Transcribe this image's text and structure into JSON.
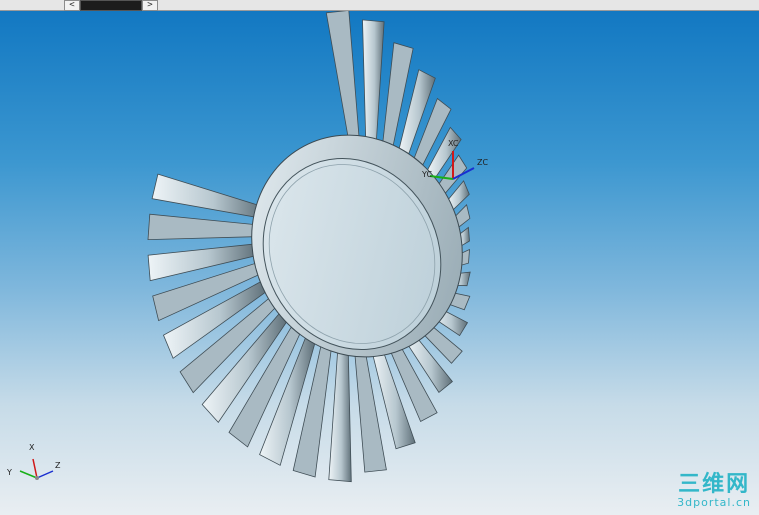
{
  "scrollbar": {
    "left_arrow": "<",
    "right_arrow": ">"
  },
  "csys": {
    "xc": "XC",
    "yc": "YC",
    "zc": "ZC"
  },
  "triad": {
    "x": "X",
    "y": "Y",
    "z": "Z"
  },
  "watermark": {
    "text": "三维网",
    "url": "3dportal.cn"
  },
  "colors": {
    "tooth_light": "#d9e4ea",
    "tooth_dark": "#5a6a72",
    "face": "#c7d8e1",
    "sky_top": "#1278c2"
  }
}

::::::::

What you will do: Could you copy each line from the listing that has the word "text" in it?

Written solution:
Transcribe this image's text and structure into JSON.
    "text": "三维网",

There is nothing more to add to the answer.